Dr. Fauci Criticizes China's Early Handling of the Coronavirus Outbreak

Dr. Anthony Fauci, a key member of the White House coronavirus task force, criticized China's early response to the novel coronavirus pandemic, pointing to a "lack of transparency."

"I think the Chinese authorities that did not allow the scientists to speak out as openly and transparently as they could really did a disservice," Fauci, director of the National Institute of Allergy and Infectious Diseases, said during an interview with radio host John Catsimatidis on Sunday.

China has faced significant criticism for its handling of the coronavirus outbreak, particularly in the early days of the outbreak as it began to spread rapidly in the city of Wuhan. Chinese authorities in the city initially attempted to silence doctors and scientists speaking out about the virus.

Dr. Anthony Fauci
Director of the National Institute of Allergy and Infectious Diseases Anthony Fauci, flanked by President Donald Trump and Vice President Mike Pence, speaks during a daily briefing on the novel coronavirus at the White House on April 22 in Washington, D.C. MANDEL NGAN/AFP/Getty

One of those Chinese doctors raising early alarm was Dr. Li Wenliang, who was threatened with arrest but later died from COVID-19, the disease caused by the novel virus. In March, China issued a formal apology to Li's family for how he had been treated. Public health experts have said that the early efforts to suppress information about the virus allowed new infections to spread rapidly without mitigation.

"Because at the beginning of the outbreak, they were claiming that this was just animal-to-human transmission," Fauci told Catsimatidis.

"And there really wasn't a human-to-human transmission at all. And they held that line for a few weeks. And then it became very clear when the scientists were able to talk about it, that, in fact, there was human-to-human transmission," he said.

"Yes, it's another example of the unfortunate situation of lack of transparency early on."

Newsweek reached out to the Chinese embassy in Washington, D.C. for comment, but had not received a response by the time of publication.

Chinese officials have consistently dismissed criticism raised by U.S. officials.

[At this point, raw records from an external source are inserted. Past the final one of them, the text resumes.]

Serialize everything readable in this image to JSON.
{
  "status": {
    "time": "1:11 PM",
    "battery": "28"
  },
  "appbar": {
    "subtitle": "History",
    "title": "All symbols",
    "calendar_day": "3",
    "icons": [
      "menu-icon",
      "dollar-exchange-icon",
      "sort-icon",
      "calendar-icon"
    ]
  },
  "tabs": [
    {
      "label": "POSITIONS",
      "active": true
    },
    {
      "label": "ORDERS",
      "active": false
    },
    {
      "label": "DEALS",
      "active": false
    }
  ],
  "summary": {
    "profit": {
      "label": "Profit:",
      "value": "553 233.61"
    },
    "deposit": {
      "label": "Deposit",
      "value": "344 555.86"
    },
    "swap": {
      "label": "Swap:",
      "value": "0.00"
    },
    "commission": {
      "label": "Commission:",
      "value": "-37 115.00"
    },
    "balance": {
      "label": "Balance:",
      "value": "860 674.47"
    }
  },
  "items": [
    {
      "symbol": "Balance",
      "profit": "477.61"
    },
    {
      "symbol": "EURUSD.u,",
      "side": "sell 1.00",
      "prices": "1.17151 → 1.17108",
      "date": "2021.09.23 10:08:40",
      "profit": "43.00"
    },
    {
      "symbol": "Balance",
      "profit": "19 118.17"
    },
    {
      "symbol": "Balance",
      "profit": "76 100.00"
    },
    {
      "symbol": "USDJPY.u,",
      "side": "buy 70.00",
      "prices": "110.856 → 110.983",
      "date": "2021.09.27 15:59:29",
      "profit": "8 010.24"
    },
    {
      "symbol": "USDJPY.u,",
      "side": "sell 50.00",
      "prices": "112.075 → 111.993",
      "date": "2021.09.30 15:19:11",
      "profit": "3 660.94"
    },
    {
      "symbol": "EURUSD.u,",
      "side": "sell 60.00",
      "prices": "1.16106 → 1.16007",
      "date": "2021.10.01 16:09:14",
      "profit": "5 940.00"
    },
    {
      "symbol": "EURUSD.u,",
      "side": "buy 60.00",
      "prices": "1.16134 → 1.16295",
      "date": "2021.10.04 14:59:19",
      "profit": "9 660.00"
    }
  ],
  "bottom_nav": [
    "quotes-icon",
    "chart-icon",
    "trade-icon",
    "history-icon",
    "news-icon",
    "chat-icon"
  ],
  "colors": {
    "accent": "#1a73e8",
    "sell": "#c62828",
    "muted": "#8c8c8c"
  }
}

They've often deflected to criticize President Donald Trump's own response to the pandemic, as have many within the U.S. While Trump curbed travel from China at the end of January, his administration was slow to roll out testing and contact tracing, which allowed the virus to spread throughout the country relatively undetected for several weeks.

While China was able to curb the virus' spread through stringent lockdown measures, the U.S. has become the global epicenter for new infections and deaths. As of Sunday morning, the U.S. has confirmed more than 1.9 million infections and nearly 110,000 deaths due to the novel virus, according to a tracker updated by Johns Hopkins University. Comparatively, China has confirmed 84,186 infections and just 4,638 deaths. However, scientists have said that both the U.S. and China are likely undercounting the total number of deaths and cases of the novel virus.

In a separate interview on Friday, Fauci also raised concerns that the ongoing nationwide protests over the death of George Floyd could cause the novel virus to once again spread rapidly after months of lockdown measures. Floyd, a black man, died in Minneapolis on May 25 after he was detained by police.

"It is the perfect set-up for the spread of the virus in the sense of creating some blips, which might turn into some surges," Fauci said during a radio interview with WTOP-FM in Washington, D.C.